The pandemic was going to have significant economic impacts regardless of policy.  For example, many people were going to shop more online and stop going to restaurants.  Small businesses may have lost advantages from personal attention and service with virtual shopping.  Yet closing “nonessential” businesses prevented owners from trying to navigate the new environment.

School closures disrupted education for millions, hitting low income and minority children hardest.  The disruption will have impacts for years.  Evidence now shows that schools are a small contributor to the spread of COVID-19, so while spring closures may have been unavoidable, closures are now self-inflicted harms.

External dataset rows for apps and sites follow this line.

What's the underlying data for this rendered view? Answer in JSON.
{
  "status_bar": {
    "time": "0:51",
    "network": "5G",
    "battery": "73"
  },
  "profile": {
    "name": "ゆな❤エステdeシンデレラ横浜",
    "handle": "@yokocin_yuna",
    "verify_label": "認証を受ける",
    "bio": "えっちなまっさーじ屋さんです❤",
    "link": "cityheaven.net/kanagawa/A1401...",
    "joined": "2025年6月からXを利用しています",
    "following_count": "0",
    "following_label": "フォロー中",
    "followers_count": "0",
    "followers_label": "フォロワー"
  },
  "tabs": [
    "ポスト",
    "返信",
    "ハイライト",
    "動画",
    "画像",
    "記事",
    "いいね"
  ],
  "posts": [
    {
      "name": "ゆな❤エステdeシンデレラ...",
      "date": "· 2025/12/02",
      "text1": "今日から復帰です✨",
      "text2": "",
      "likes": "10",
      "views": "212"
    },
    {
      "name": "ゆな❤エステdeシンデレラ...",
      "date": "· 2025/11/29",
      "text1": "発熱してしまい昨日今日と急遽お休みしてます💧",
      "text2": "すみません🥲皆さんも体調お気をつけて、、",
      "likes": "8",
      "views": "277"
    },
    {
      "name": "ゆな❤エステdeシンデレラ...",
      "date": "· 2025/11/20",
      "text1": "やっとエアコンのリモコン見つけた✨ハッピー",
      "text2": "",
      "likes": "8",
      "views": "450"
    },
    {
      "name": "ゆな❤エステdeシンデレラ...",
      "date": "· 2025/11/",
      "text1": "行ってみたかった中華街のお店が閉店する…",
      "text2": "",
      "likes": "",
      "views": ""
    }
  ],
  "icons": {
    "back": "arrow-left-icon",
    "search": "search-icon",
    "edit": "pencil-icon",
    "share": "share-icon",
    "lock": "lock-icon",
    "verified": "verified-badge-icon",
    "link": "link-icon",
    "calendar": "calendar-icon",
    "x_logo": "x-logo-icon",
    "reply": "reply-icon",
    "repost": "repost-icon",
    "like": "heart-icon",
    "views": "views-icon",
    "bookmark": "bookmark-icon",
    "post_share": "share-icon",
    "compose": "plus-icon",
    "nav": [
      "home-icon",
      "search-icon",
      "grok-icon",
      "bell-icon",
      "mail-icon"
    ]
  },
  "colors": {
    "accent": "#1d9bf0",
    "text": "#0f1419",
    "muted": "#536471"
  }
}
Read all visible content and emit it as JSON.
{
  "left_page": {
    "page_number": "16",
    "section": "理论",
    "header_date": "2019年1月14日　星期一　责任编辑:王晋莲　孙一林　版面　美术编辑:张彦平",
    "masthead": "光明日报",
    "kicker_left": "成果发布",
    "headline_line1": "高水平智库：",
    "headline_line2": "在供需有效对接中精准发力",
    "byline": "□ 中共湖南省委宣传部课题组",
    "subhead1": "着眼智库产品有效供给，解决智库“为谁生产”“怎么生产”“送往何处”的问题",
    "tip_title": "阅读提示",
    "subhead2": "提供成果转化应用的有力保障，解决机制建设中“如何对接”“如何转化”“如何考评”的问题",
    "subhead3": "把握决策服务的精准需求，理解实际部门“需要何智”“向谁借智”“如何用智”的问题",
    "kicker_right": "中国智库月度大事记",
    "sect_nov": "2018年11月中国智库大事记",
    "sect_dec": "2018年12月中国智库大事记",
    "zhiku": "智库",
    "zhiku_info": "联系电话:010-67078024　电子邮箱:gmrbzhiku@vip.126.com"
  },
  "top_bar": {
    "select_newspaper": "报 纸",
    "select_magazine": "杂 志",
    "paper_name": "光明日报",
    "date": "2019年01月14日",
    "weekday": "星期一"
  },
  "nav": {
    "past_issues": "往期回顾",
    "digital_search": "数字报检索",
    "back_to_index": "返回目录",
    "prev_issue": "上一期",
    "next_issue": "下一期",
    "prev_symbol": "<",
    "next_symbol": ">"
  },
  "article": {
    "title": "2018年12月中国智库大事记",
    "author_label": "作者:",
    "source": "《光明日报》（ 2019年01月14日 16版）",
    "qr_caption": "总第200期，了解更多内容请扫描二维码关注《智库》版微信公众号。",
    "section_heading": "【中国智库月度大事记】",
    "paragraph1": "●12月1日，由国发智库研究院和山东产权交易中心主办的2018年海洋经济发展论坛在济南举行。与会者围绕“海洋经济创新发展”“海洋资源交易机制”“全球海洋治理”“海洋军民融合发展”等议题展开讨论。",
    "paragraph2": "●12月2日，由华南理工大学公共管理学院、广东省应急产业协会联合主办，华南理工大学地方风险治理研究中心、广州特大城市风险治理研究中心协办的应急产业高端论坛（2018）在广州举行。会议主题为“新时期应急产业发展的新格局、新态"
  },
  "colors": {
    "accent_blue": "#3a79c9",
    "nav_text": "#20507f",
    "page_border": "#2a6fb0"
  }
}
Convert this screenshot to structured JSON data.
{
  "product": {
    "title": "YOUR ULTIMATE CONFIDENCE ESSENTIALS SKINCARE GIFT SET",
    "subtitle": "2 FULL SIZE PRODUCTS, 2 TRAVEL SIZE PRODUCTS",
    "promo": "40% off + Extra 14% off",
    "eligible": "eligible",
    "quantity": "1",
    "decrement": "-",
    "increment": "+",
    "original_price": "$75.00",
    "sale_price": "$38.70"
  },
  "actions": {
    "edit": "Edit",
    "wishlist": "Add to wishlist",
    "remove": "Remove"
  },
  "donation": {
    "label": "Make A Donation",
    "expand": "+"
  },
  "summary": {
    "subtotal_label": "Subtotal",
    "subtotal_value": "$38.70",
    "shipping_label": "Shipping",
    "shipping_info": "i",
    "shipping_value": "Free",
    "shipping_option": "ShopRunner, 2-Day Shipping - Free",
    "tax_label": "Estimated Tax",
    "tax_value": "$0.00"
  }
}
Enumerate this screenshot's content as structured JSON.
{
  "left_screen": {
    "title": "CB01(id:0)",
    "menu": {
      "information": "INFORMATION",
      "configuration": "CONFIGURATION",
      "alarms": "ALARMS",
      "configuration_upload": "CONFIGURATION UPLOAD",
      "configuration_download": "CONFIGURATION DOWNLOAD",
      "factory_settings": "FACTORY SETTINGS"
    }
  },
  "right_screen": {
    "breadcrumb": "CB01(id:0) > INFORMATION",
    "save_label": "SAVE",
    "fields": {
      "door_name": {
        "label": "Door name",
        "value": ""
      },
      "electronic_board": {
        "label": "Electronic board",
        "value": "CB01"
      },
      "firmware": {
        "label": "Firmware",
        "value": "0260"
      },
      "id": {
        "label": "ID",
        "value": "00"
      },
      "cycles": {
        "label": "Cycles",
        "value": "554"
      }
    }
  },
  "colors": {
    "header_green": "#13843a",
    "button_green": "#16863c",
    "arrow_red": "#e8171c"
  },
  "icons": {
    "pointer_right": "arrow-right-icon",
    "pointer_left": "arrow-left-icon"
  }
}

Closing schools and daycares placed immense stress on families.  Children have missed opportunities for socialization while parents have had to care for children.  This burden has fallen heavily on low income families, whose jobs typically cannot be performed remotely.  Over two million women have left the labor force since February (meaning they are no longer looking to work).  The Center for American Progress warns that the pandemic could “set gender equity back a generation.”

Perhaps the saddest aspect of COVID has been its melding onto our preexisiting vicious partisan political divide.  Stress, fear, and sorrow should bring forth compassion and empathy, not scolding and vitriol.  On a positive note, millions of Americans have assisted those impacted by the virus and the lockdowns.

Science writer Matt Ridley is generally very positive; one of his books is titled “The Rational Optimist.”  Early in the pandemic, he wrote “the hardships ahead will be like nothing we have ever known” and would test our civilization.  Unfortunately, Mr. Ridley has proven prescient.  While much of the pain was unavoidable, government policy has added to the human suffering.

Daniel Sutter is the Charles G. Koch Professor of Economics with the Manuel H. Johnson Center for Political Economy at Troy University and host of Econversations on TrojanVision.  The opinions expressed in this column are the author’s and do not necessarily reflect the views of Troy University.

About Dan Sutter

I am the Charles G. Koch Professor of Economics with the Manuel H. Johnson Center for Political Economy at Troy University.

email author More by Dan